Stored items
------------------------------------

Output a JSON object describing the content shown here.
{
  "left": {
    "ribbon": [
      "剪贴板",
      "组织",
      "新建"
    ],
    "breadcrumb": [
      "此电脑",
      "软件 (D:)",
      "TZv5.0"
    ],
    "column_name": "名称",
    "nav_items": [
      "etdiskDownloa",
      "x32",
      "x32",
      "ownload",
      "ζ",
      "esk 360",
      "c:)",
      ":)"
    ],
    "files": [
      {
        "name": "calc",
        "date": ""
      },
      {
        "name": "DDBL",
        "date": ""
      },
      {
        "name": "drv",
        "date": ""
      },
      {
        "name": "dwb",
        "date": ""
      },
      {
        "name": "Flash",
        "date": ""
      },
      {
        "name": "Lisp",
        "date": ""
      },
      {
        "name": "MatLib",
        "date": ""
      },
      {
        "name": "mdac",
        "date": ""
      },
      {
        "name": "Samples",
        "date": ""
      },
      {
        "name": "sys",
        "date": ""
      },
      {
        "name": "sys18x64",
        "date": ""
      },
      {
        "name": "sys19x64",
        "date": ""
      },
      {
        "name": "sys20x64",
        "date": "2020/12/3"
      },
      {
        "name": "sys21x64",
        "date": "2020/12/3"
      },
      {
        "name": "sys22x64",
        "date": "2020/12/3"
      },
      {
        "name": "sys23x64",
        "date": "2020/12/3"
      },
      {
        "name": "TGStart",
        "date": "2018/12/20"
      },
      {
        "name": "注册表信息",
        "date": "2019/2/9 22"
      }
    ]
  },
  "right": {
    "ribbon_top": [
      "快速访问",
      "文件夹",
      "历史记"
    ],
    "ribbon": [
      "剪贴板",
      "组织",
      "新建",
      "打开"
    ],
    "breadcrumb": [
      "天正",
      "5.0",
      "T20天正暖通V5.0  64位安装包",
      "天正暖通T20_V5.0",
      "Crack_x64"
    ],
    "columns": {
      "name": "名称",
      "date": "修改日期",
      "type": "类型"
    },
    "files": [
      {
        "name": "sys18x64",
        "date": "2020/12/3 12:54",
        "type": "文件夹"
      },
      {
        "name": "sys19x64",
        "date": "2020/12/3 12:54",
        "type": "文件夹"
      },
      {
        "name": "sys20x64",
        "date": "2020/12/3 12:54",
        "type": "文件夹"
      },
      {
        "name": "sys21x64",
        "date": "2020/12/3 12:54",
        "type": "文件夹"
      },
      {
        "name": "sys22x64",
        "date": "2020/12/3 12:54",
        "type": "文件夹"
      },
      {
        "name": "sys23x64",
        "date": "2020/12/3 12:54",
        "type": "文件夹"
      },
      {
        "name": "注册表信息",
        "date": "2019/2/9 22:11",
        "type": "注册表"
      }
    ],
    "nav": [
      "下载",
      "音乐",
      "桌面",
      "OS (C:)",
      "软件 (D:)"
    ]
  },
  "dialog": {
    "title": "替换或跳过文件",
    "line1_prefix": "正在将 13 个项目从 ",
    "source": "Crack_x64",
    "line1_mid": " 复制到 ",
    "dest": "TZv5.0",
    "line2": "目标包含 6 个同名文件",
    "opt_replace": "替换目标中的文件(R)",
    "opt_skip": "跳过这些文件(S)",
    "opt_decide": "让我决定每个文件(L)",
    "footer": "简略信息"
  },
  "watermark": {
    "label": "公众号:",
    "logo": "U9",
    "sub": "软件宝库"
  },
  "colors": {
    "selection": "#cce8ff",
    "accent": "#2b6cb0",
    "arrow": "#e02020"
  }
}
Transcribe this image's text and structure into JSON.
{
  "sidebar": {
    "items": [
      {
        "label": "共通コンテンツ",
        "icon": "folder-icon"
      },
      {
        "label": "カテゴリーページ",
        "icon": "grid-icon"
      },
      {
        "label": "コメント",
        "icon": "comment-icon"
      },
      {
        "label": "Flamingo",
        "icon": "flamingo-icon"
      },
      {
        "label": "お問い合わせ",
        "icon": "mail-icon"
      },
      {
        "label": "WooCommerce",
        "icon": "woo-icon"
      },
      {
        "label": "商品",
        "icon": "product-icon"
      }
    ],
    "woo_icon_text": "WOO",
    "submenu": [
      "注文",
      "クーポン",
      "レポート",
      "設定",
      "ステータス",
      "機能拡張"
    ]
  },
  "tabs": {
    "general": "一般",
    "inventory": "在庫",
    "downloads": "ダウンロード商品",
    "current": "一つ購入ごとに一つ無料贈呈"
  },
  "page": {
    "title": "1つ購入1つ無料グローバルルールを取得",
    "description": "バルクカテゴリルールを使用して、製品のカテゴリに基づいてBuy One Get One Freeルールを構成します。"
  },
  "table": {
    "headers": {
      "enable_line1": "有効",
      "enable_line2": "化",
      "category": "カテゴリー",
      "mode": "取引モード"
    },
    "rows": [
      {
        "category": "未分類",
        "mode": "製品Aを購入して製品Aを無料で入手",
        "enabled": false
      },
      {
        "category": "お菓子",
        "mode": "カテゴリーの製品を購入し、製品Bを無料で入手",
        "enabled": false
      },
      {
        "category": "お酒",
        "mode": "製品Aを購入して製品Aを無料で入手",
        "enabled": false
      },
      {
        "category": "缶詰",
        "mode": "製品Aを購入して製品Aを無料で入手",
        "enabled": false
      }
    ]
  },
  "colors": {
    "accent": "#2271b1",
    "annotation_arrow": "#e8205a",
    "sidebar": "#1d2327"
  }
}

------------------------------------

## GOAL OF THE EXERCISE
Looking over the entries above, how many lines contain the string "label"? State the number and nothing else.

## RESPONSE BOX
8